The ‘Padmavati’ episode will further push film-makers towardsself-censorship
Earlier this year, while discussing the issue of censorship with a film-maker-friend I was warned about the bigger demon lurking on the horizon: self-censorship. “Writers have started to censor their own screenplays,” he said. “I myself have rewritten or deleted scenes which I guessed won’t augur well.”
So, on the face of it the five “modifications” suggested by the Central Board of Film Certification to Sanjay Leela Bhansali’s Padmavati may not seem all that alarming — just a few practical adjustments, a fair compromise to have the big-budgeted film get released; but they could well be yet another signpost in the treacherous road ahead for the film industry. This is one on which the pressures on creativity would only increase rather than ease, with not just external restrictions but self-suppression likely to get the better of free expression. The more debatable of the modifications is about the insertion of the disclaimer that the film does not claim historical accuracy and hence also the change of the title from Padmavati to Padmavat to clearly attribute the material/creative source as the fictional epic poem by Sufi poet Malik Muhammad Jayasi. As a consumer of popular culture it’s a comment on our inherent discomfort and inability to deal with creative interpretations of history and reality. Any supposedly tricky, thorny version needs to be clearly stated as invented, imagined and fabricated. There is certainly no room for a personal reading of an assumed truth, or seeing the past in a relevant, contemporary light. What we are then likely to see is either none of the above or the pat, safe and conventional takes to escape being held hostage by various aggrieved religious and political organisations.
Once upon a time there used to be a simple, all-encompassing disclaimer: “Any resemblance to actual events, locales or persons, living or dead, is entirely coincidental.” It appears that it will not suffice any more, a reason for the rather immature insistence (even in this instance) on specific disclaimers for anything even remotely uncomfortable. At times it can turn laughable as it did with The Ghazi Attack , which had a disclaimer at the start — the longest ever in my memory — attempting to cover every contentious ground imaginable and, in turn, exposing its own lack of creative resoluteness.

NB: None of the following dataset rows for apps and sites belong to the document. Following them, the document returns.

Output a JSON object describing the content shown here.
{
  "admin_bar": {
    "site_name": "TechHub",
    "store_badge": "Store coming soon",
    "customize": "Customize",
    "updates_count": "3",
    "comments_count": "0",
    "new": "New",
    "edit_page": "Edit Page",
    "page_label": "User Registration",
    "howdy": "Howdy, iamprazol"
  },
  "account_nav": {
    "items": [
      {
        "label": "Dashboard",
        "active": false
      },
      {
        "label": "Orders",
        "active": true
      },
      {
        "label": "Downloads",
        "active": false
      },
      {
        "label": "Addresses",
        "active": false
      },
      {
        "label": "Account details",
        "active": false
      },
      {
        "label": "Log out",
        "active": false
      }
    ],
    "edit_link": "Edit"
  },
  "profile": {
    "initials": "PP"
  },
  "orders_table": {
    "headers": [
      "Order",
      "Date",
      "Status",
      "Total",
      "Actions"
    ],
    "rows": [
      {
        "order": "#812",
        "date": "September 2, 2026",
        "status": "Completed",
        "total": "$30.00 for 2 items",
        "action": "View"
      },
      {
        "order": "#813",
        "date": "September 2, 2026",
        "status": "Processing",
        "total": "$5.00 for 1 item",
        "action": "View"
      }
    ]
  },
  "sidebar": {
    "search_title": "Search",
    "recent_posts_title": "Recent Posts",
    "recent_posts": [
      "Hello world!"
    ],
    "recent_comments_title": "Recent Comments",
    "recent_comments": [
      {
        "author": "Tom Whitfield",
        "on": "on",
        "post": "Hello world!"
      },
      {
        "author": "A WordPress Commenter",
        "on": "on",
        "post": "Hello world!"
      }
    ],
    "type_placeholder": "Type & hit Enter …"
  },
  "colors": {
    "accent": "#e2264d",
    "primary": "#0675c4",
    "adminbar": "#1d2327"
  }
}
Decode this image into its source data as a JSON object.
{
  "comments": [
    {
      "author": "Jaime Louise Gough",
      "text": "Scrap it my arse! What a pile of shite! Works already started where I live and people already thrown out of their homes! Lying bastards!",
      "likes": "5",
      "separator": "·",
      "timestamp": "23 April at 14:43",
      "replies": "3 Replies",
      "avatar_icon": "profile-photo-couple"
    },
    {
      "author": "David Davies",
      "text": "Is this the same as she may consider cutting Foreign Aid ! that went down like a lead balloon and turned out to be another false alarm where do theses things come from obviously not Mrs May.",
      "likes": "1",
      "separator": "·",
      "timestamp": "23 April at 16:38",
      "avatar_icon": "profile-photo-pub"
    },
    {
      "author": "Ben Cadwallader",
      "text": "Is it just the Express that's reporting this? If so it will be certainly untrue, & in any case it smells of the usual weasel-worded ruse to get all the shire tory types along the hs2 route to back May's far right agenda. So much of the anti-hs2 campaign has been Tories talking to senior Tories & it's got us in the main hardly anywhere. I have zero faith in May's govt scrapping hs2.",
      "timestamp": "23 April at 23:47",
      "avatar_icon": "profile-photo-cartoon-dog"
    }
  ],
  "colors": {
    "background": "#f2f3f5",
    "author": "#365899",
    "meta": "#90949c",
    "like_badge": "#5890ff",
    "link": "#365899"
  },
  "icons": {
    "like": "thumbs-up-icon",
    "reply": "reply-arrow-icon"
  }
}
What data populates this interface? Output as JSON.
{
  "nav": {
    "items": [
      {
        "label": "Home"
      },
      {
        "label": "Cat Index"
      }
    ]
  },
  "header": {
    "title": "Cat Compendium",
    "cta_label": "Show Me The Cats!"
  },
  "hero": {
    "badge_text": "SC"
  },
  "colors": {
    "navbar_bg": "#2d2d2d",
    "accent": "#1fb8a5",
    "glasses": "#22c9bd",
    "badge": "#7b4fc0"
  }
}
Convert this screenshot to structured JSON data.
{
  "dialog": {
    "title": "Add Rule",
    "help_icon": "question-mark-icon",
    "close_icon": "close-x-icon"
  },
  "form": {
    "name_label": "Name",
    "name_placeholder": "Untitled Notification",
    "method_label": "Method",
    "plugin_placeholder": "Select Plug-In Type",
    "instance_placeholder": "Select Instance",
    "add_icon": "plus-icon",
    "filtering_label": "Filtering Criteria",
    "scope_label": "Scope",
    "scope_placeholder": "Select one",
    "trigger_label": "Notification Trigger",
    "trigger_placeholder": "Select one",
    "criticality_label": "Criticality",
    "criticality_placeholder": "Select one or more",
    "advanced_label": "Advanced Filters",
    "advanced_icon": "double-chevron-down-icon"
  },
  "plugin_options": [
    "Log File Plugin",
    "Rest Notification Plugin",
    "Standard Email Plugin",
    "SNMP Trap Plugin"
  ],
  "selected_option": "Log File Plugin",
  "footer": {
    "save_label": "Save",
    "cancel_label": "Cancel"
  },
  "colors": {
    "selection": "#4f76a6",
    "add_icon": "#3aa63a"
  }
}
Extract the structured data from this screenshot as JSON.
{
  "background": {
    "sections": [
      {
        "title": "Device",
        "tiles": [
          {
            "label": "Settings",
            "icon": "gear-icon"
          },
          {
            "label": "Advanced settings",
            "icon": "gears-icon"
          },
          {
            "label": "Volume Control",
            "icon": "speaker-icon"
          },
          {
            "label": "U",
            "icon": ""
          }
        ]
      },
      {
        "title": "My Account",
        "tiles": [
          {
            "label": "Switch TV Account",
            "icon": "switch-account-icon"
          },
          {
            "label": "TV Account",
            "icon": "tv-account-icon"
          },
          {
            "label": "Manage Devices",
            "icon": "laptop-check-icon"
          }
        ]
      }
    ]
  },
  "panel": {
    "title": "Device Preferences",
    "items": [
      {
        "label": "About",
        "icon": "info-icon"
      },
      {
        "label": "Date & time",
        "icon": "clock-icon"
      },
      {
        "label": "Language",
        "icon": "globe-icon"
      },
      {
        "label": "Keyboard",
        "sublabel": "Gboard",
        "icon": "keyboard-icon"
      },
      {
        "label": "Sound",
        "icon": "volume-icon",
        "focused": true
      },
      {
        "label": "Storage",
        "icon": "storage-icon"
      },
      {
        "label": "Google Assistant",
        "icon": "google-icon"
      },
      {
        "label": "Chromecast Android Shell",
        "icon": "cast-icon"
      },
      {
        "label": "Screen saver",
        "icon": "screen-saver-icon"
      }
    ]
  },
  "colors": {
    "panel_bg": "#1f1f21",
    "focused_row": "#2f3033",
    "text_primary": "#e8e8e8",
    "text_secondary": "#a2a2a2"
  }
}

One assumes that Bhansali called the film Padmavati because he wanted to give primacy to the woman at the centre of the story. The change of title then also takes that sense of agency away from not just him as a filmmaker but the character itself and the actor, Deepika Padukone, portraying the role. What’s most galling, however, is the modification suggested in the song ‘Ghoomar’ to make the depiction befit the character being portrayed. There had been shrill objections to the queen shown dancing without a ghoonghat (veil). That is likely to change now, a thumbs up for the deep-seated patriarchal notion about a woman’s honour and a righteous mindset when it comes to her depiction on screen. Where does Indian cinema go in the face of such increasingly strident conservatism? We can only guess.